_Task data_
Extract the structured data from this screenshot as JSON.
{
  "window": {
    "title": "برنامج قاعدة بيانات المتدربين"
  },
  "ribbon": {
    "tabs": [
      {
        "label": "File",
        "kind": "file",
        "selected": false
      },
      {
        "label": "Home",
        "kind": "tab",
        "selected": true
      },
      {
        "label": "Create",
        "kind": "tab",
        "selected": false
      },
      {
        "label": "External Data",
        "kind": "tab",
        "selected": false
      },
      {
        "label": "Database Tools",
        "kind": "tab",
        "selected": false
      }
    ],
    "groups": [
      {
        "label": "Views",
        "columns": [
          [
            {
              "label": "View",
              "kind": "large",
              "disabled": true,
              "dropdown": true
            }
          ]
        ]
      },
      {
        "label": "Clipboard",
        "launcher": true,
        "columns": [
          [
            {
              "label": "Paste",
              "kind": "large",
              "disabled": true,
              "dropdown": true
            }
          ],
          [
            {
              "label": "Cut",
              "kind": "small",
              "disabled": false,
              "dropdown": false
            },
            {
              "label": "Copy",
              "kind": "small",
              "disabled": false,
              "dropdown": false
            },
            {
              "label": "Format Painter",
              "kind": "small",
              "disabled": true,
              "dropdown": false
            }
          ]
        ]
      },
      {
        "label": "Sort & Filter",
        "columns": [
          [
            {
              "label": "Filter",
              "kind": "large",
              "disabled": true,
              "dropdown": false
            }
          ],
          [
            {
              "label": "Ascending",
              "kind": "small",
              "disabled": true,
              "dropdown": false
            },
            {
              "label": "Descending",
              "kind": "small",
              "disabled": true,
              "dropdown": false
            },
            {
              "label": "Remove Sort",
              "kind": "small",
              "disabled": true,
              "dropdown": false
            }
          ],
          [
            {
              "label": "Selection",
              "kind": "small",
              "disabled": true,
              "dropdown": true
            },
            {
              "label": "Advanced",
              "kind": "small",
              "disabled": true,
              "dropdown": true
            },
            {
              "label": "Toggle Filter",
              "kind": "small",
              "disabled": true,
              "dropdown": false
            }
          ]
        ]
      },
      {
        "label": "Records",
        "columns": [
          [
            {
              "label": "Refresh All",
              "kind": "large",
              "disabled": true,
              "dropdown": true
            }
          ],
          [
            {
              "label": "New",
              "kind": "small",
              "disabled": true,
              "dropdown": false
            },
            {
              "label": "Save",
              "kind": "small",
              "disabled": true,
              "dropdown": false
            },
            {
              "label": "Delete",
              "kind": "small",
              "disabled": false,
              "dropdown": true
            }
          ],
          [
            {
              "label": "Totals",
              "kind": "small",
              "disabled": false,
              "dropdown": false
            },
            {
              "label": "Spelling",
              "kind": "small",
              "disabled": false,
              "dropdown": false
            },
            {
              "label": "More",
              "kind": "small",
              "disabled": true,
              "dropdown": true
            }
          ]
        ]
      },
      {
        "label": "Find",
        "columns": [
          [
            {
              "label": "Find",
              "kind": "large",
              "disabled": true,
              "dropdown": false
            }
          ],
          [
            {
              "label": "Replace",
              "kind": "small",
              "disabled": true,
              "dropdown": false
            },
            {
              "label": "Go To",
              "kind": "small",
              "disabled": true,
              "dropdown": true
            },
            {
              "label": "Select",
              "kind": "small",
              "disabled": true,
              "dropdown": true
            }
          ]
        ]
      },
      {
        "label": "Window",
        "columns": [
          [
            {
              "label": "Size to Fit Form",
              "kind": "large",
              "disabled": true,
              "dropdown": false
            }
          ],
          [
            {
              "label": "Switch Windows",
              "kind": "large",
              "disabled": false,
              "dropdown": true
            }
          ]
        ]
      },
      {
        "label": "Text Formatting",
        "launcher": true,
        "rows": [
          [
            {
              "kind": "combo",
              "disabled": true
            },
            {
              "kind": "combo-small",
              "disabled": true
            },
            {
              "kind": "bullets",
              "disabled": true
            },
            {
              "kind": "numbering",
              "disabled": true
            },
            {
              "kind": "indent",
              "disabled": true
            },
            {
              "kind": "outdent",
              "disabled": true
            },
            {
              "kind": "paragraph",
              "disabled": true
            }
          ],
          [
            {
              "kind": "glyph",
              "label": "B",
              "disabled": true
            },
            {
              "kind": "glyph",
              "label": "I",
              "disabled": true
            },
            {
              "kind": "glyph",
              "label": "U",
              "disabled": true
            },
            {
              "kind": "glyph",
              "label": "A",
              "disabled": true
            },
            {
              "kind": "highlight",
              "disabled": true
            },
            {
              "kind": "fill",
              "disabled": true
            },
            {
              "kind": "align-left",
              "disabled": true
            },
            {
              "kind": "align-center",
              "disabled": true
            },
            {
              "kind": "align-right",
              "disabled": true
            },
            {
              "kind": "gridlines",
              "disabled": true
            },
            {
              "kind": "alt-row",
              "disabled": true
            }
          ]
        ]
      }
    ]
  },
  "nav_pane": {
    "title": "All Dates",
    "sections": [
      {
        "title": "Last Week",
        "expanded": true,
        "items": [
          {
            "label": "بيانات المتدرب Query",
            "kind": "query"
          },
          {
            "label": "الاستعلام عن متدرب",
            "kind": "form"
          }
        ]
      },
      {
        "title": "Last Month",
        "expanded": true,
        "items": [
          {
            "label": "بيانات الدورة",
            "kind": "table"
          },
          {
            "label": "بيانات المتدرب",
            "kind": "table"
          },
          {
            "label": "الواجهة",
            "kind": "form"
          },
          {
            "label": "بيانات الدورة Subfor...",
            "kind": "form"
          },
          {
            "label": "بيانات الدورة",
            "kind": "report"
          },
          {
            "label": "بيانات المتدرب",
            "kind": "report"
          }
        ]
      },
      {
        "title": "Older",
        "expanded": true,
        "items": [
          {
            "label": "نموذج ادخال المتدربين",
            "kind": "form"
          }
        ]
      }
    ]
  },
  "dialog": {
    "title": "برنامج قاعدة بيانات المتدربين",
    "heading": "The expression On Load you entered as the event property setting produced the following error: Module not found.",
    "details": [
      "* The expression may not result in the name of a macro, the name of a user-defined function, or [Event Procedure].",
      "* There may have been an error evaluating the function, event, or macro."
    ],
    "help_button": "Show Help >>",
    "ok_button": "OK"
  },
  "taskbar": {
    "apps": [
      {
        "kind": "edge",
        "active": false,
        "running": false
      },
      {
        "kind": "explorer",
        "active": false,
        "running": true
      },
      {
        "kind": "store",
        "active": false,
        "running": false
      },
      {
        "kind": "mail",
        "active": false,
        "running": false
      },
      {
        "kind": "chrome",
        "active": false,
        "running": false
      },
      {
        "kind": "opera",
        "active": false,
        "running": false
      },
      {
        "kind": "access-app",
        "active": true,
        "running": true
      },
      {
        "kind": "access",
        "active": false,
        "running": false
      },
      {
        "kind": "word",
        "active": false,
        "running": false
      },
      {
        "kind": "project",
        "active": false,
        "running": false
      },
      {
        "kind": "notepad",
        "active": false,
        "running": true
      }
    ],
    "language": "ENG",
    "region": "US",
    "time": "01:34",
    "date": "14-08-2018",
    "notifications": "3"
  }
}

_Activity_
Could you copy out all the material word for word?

_Answer for this exercise_
Extract the structured data from this screenshot as JSON.
{
  "window": {
    "title": "برنامج قاعدة بيانات المتدربين"
  },
  "ribbon": {
    "tabs": [
      {
        "label": "File",
        "kind": "file",
        "selected": false
      },
      {
        "label": "Home",
        "kind": "tab",
        "selected": true
      },
      {
        "label": "Create",
        "kind": "tab",
        "selected": false
      },
      {
        "label": "External Data",
        "kind": "tab",
        "selected": false
      },
      {
        "label": "Database Tools",
        "kind": "tab",
        "selected": false
      }
    ],
    "groups": [
      {
        "label": "Views",
        "columns": [
          [
            {
              "label": "View",
              "kind": "large",
              "disabled": true,
              "dropdown": true
            }
          ]
        ]
      },
      {
        "label": "Clipboard",
        "launcher": true,
        "columns": [
          [
            {
              "label": "Paste",
              "kind": "large",
              "disabled": true,
              "dropdown": true
            }
          ],
          [
            {
              "label": "Cut",
              "kind": "small",
              "disabled": false,
              "dropdown": false
            },
            {
              "label": "Copy",
              "kind": "small",
              "disabled": false,
              "dropdown": false
            },
            {
              "label": "Format Painter",
              "kind": "small",
              "disabled": true,
              "dropdown": false
            }
          ]
        ]
      },
      {
        "label": "Sort & Filter",
        "columns": [
          [
            {
              "label": "Filter",
              "kind": "large",
              "disabled": true,
              "dropdown": false
            }
          ],
          [
            {
              "label": "Ascending",
              "kind": "small",
              "disabled": true,
              "dropdown": false
            },
            {
              "label": "Descending",
              "kind": "small",
              "disabled": true,
              "dropdown": false
            },
            {
              "label": "Remove Sort",
              "kind": "small",
              "disabled": true,
              "dropdown": false
            }
          ],
          [
            {
              "label": "Selection",
              "kind": "small",
              "disabled": true,
              "dropdown": true
            },
            {
              "label": "Advanced",
              "kind": "small",
              "disabled": true,
              "dropdown": true
            },
            {
              "label": "Toggle Filter",
              "kind": "small",
              "disabled": true,
              "dropdown": false
            }
          ]
        ]
      },
      {
        "label": "Records",
        "columns": [
          [
            {
              "label": "Refresh All",
              "kind": "large",
              "disabled": true,
              "dropdown": true
            }
          ],
          [
            {
              "label": "New",
              "kind": "small",
              "disabled": true,
              "dropdown": false
            },
            {
              "label": "Save",
              "kind": "small",
              "disabled": true,
              "dropdown": false
            },
            {
              "label": "Delete",
              "kind": "small",
              "disabled": false,
              "dropdown": true
            }
          ],
          [
            {
              "label": "Totals",
              "kind": "small",
              "disabled": false,
              "dropdown": false
            },
            {
              "label": "Spelling",
              "kind": "small",
              "disabled": false,
              "dropdown": false
            },
            {
              "label": "More",
              "kind": "small",
              "disabled": true,
              "dropdown": true
            }
          ]
        ]
      },
      {
        "label": "Find",
        "columns": [
          [
            {
              "label": "Find",
              "kind": "large",
              "disabled": true,
              "dropdown": false
            }
          ],
          [
            {
              "label": "Replace",
              "kind": "small",
              "disabled": true,
              "dropdown": false
            },
            {
              "label": "Go To",
              "kind": "small",
              "disabled": true,
              "dropdown": true
            },
            {
              "label": "Select",
              "kind": "small",
              "disabled": true,
              "dropdown": true
            }
          ]
        ]
      },
      {
        "label": "Window",
        "columns": [
          [
            {
              "label": "Size to Fit Form",
              "kind": "large",
              "disabled": true,
              "dropdown": false
            }
          ],
          [
            {
              "label": "Switch Windows",
              "kind": "large",
              "disabled": false,
              "dropdown": true
            }
          ]
        ]
      },
      {
        "label": "Text Formatting",
        "launcher": true,
        "rows": [
          [
            {
              "kind": "combo",
              "disabled": true
            },
            {
              "kind": "combo-small",
              "disabled": true
            },
            {
              "kind": "bullets",
              "disabled": true
            },
            {
              "kind": "numbering",
              "disabled": true
            },
            {
              "kind": "indent",
              "disabled": true
            },
            {
              "kind": "outdent",
              "disabled": true
            },
            {
              "kind": "paragraph",
              "disabled": true
            }
          ],
          [
            {
              "kind": "glyph",
              "label": "B",
              "disabled": true
            },
            {
              "kind": "glyph",
              "label": "I",
              "disabled": true
            },
            {
              "kind": "glyph",
              "label": "U",
              "disabled": true
            },
            {
              "kind": "glyph",
              "label": "A",
              "disabled": true
            },
            {
              "kind": "highlight",
              "disabled": true
            },
            {
              "kind": "fill",
              "disabled": true
            },
            {
              "kind": "align-left",
              "disabled": true
            },
            {
              "kind": "align-center",
              "disabled": true
            },
            {
              "kind": "align-right",
              "disabled": true
            },
            {
              "kind": "gridlines",
              "disabled": true
            },
            {
              "kind": "alt-row",
              "disabled": true
            }
          ]
        ]
      }
    ]
  },
  "nav_pane": {
    "title": "All Dates",
    "sections": [
      {
        "title": "Last Week",
        "expanded": true,
        "items": [
          {
            "label": "بيانات المتدرب Query",
            "kind": "query"
          },
          {
            "label": "الاستعلام عن متدرب",
            "kind": "form"
          }
        ]
      },
      {
        "title": "Last Month",
        "expanded": true,
        "items": [
          {
            "label": "بيانات الدورة",
            "kind": "table"
          },
          {
            "label": "بيانات المتدرب",
            "kind": "table"
          },
          {
            "label": "الواجهة",
            "kind": "form"
          },
          {
            "label": "بيانات الدورة Subfor...",
            "kind": "form"
          },
          {
            "label": "بيانات الدورة",
            "kind": "report"
          },
          {
            "label": "بيانات المتدرب",
            "kind": "report"
          }
        ]
      },
      {
        "title": "Older",
        "expanded": true,
        "items": [
          {
            "label": "نموذج ادخال المتدربين",
            "kind": "form"
          }
        ]
      }
    ]
  },
  "dialog": {
    "title": "برنامج قاعدة بيانات المتدربين",
    "heading": "The expression On Load you entered as the event property setting produced the following error: Module not found.",
    "details": [
      "* The expression may not result in the name of a macro, the name of a user-defined function, or [Event Procedure].",
      "* There may have been an error evaluating the function, event, or macro."
    ],
    "help_button": "Show Help >>",
    "ok_button": "OK"
  },
  "taskbar": {
    "apps": [
      {
        "kind": "edge",
        "active": false,
        "running": false
      },
      {
        "kind": "explorer",
        "active": false,
        "running": true
      },
      {
        "kind": "store",
        "active": false,
        "running": false
      },
      {
        "kind": "mail",
        "active": false,
        "running": false
      },
      {
        "kind": "chrome",
        "active": false,
        "running": false
      },
      {
        "kind": "opera",
        "active": false,
        "running": false
      },
      {
        "kind": "access-app",
        "active": true,
        "running": true
      },
      {
        "kind": "access",
        "active": false,
        "running": false
      },
      {
        "kind": "word",
        "active": false,
        "running": false
      },
      {
        "kind": "project",
        "active": false,
        "running": false
      },
      {
        "kind": "notepad",
        "active": false,
        "running": true
      }
    ],
    "language": "ENG",
    "region": "US",
    "time": "01:34",
    "date": "14-08-2018",
    "notifications": "3"
  }
}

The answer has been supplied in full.